A new study led by the University of California, San Diego, has found that a plant virus called “cowpea mosaic virus” could be of significant help in fighting cancer. The experts have shown that, when this virus infects cancerous cells, it signals to the immune system and activates a powerful anti-cancer response in the organism. Moreover, the immune response this virus helps build up appears to be so strong and long-lasting that it may possibly prevent other cancerous tumors from forming.
The researchers have studied the cowpea mosaic virus – which generally infects legumes – in the form of nanoparticles that they injected directly into cancerous tumors in animal models such as dogs and mice, in order to serve as a bait for their immune system. Once the lure was set, immune cells immediately detected the viral nanoparticles and sent alarms to the rest of the immune system that there was a foreign invader in the organism. While rallying up to fight the intruder, the immune cells started eliminating the cancerous cells containing the virus too.
“This study helps validate the cowpea mosaic plant virus nanoparticle as our lead cancer immunotherapy candidate,” said study senior author Nicole Steinmetz, a professor of Nanoengineering at the UC San Diego. “Now we have mechanistic data to explain why it is the most potent candidate, which further de-risks it for clinical translation.”

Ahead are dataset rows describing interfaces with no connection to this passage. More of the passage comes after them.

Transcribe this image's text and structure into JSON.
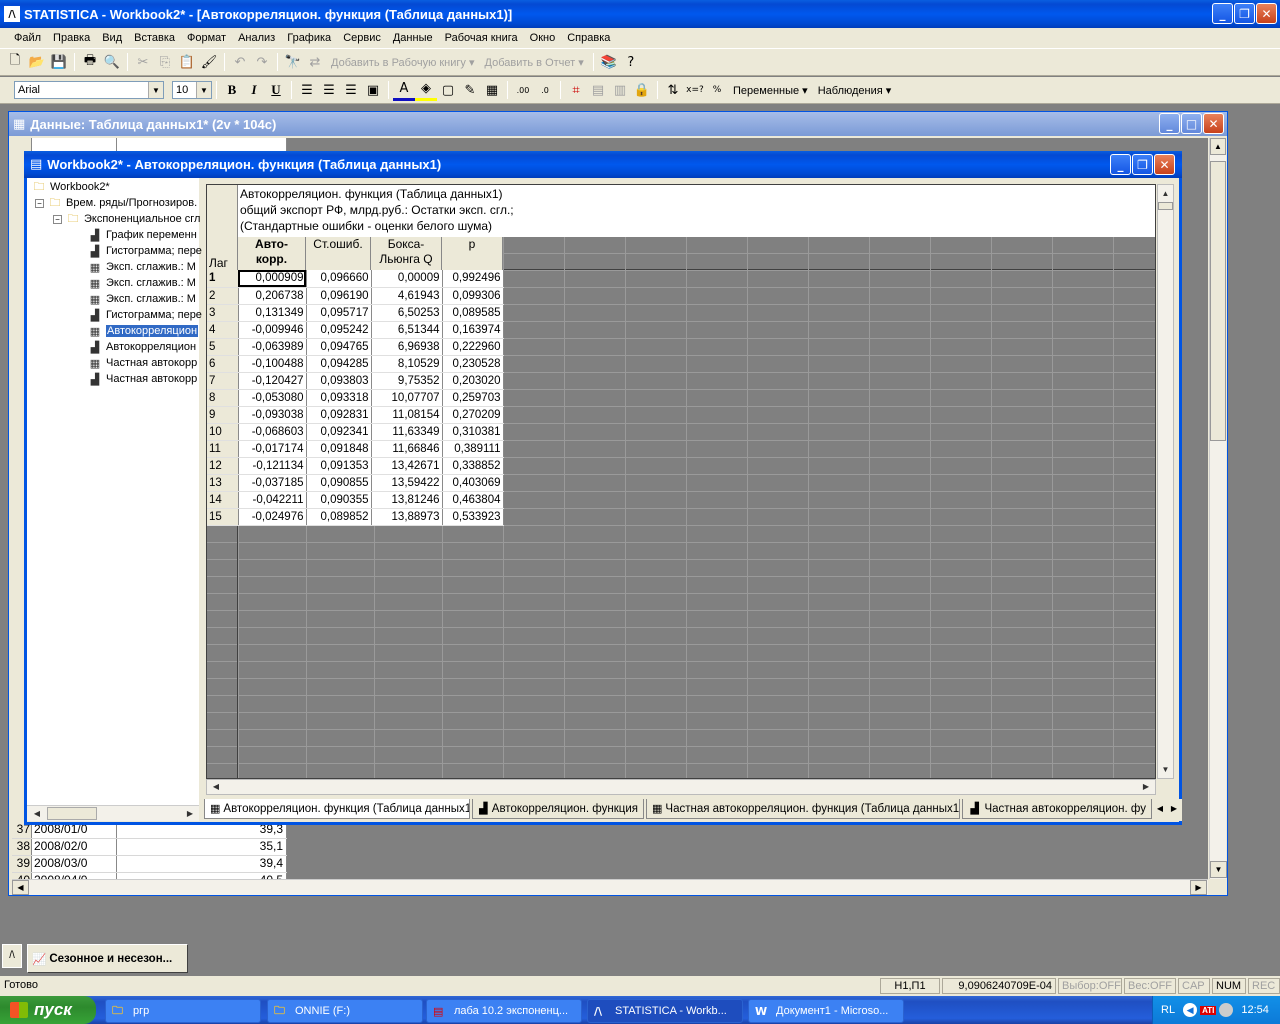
{
  "app": {
    "title": "STATISTICA - Workbook2* - [Автокорреляцион. функция (Таблица данных1)]",
    "icon": "statistica-icon"
  },
  "menu": [
    "Файл",
    "Правка",
    "Вид",
    "Вставка",
    "Формат",
    "Анализ",
    "Графика",
    "Сервис",
    "Данные",
    "Рабочая книга",
    "Окно",
    "Справка"
  ],
  "toolbar1": {
    "add_workbook": "Добавить в Рабочую книгу",
    "add_report": "Добавить в Отчет"
  },
  "toolbar2": {
    "font": "Arial",
    "size": "10",
    "bold": "B",
    "italic": "I",
    "underline": "U",
    "variables": "Переменные",
    "observations": "Наблюдения"
  },
  "data_window": {
    "title": "Данные: Таблица данных1* (2v * 104c)",
    "rows": [
      {
        "n": "37",
        "date": "2008/01/0",
        "val": "39,3"
      },
      {
        "n": "38",
        "date": "2008/02/0",
        "val": "35,1"
      },
      {
        "n": "39",
        "date": "2008/03/0",
        "val": "39,4"
      },
      {
        "n": "40",
        "date": "2008/04/0",
        "val": "40,5"
      }
    ]
  },
  "workbook": {
    "title": "Workbook2* - Автокорреляцион. функция (Таблица данных1)",
    "tree": [
      {
        "label": "Workbook2*",
        "level": 0,
        "icon": "folder-icon"
      },
      {
        "label": "Врем. ряды/Прогнозиров.",
        "level": 1,
        "icon": "folder-icon"
      },
      {
        "label": "Экспоненциальное сгл",
        "level": 2,
        "icon": "folder-icon"
      },
      {
        "label": "График переменн",
        "level": 3,
        "icon": "graph-doc-icon"
      },
      {
        "label": "Гистограмма; пере",
        "level": 3,
        "icon": "graph-doc-icon"
      },
      {
        "label": "Эксп. сглажив.: М",
        "level": 3,
        "icon": "sheet-icon"
      },
      {
        "label": "Эксп. сглажив.: М",
        "level": 3,
        "icon": "sheet-icon"
      },
      {
        "label": "Эксп. сглажив.: М",
        "level": 3,
        "icon": "sheet-icon"
      },
      {
        "label": "Гистограмма; пере",
        "level": 3,
        "icon": "graph-doc-icon"
      },
      {
        "label": "Автокорреляцион",
        "level": 3,
        "icon": "sheet-icon",
        "selected": true
      },
      {
        "label": "Автокорреляцион",
        "level": 3,
        "icon": "graph-doc-icon"
      },
      {
        "label": "Частная автокорр",
        "level": 3,
        "icon": "sheet-icon"
      },
      {
        "label": "Частная автокорр",
        "level": 3,
        "icon": "graph-doc-icon"
      }
    ],
    "sheet_header": [
      "Автокорреляцион. функция (Таблица данных1)",
      "общий экспорт РФ, млрд.руб.: Остатки эксп. сгл.;",
      "(Стандартные ошибки - оценки белого шума)"
    ],
    "row_header_label": "Лаг",
    "columns": [
      {
        "line1": "Авто-",
        "line2": "корр."
      },
      {
        "line1": "Ст.ошиб.",
        "line2": ""
      },
      {
        "line1": "Бокса-",
        "line2": "Льюнга Q"
      },
      {
        "line1": "p",
        "line2": ""
      }
    ],
    "rows": [
      {
        "lag": "1",
        "ac": "0,000909",
        "se": "0,096660",
        "q": "0,00009",
        "p": "0,992496"
      },
      {
        "lag": "2",
        "ac": "0,206738",
        "se": "0,096190",
        "q": "4,61943",
        "p": "0,099306"
      },
      {
        "lag": "3",
        "ac": "0,131349",
        "se": "0,095717",
        "q": "6,50253",
        "p": "0,089585"
      },
      {
        "lag": "4",
        "ac": "-0,009946",
        "se": "0,095242",
        "q": "6,51344",
        "p": "0,163974"
      },
      {
        "lag": "5",
        "ac": "-0,063989",
        "se": "0,094765",
        "q": "6,96938",
        "p": "0,222960"
      },
      {
        "lag": "6",
        "ac": "-0,100488",
        "se": "0,094285",
        "q": "8,10529",
        "p": "0,230528"
      },
      {
        "lag": "7",
        "ac": "-0,120427",
        "se": "0,093803",
        "q": "9,75352",
        "p": "0,203020"
      },
      {
        "lag": "8",
        "ac": "-0,053080",
        "se": "0,093318",
        "q": "10,07707",
        "p": "0,259703"
      },
      {
        "lag": "9",
        "ac": "-0,093038",
        "se": "0,092831",
        "q": "11,08154",
        "p": "0,270209"
      },
      {
        "lag": "10",
        "ac": "-0,068603",
        "se": "0,092341",
        "q": "11,63349",
        "p": "0,310381"
      },
      {
        "lag": "11",
        "ac": "-0,017174",
        "se": "0,091848",
        "q": "11,66846",
        "p": "0,389111"
      },
      {
        "lag": "12",
        "ac": "-0,121134",
        "se": "0,091353",
        "q": "13,42671",
        "p": "0,338852"
      },
      {
        "lag": "13",
        "ac": "-0,037185",
        "se": "0,090855",
        "q": "13,59422",
        "p": "0,403069"
      },
      {
        "lag": "14",
        "ac": "-0,042211",
        "se": "0,090355",
        "q": "13,81246",
        "p": "0,463804"
      },
      {
        "lag": "15",
        "ac": "-0,024976",
        "se": "0,089852",
        "q": "13,88973",
        "p": "0,533923"
      }
    ],
    "tabs": [
      "Автокорреляцион. функция (Таблица данных1)",
      "Автокорреляцион. функция",
      "Частная автокорреляцион. функция (Таблица данных1)",
      "Частная автокорреляцион. фу"
    ]
  },
  "minimized": {
    "label": "Сезонное и несезон..."
  },
  "status": {
    "ready": "Готово",
    "cell": "Н1,П1",
    "value": "9,0906240709E-04",
    "sel": "Выбор:OFF",
    "weight": "Вес:OFF",
    "cap": "CAP",
    "num": "NUM",
    "rec": "REC"
  },
  "taskbar": {
    "start": "пуск",
    "items": [
      {
        "label": "ргр",
        "icon": "folder-icon"
      },
      {
        "label": "ONNIE (F:)",
        "icon": "folder-icon"
      },
      {
        "label": "лаба 10.2 экспоненц...",
        "icon": "pdf-icon"
      },
      {
        "label": "STATISTICA - Workb...",
        "icon": "statistica-icon",
        "active": true
      },
      {
        "label": "Документ1 - Microso...",
        "icon": "word-icon"
      }
    ],
    "lang": "RL",
    "clock": "12:54"
  },
  "colors": {
    "xp_blue": "#0058ee",
    "face": "#ece9d8",
    "selected": "#316ac5",
    "dark_gray": "#808080"
  }
}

Professor Steinmetz and her team were surprised to discovered that this virus not only helps get rid of existing tumors, but also triggers a systemic immune response against any future tumors. Differently from other plant viruses that they tested (such as the cowpea severe mosaic virus or the tobacco ringspot virus), this particular virus activated additional toll-like receptors on the surface of immune cells that led to the production of more pro-inflammatory proteins called cytokines, while also significantly extending the duration of the cytokine response.
“We don’t see this with the other two plant viruses. The cytokine levels peak quickly, then go down and are gone,” explained study lead author Veronique Beiss, a former postdoctoral researcher in Professor Steinmetz’s laboratory. “This prolonged immune response is another key difference that sets cowpea mosaic virus apart.”
Further research is needed to clarify the precise mechanisms through which this virus leads to such an impressive response, and to assess its viability as a cancer immunotherapy treatment in humans.
“We’ve shown that it works, and now we need to show what makes it so special that it can induce this kind of response. That’s the knowledge gap we’re looking to fill,” concluded Dr. Beiss.
The study is published in the journal Molecular Pharmaceutics.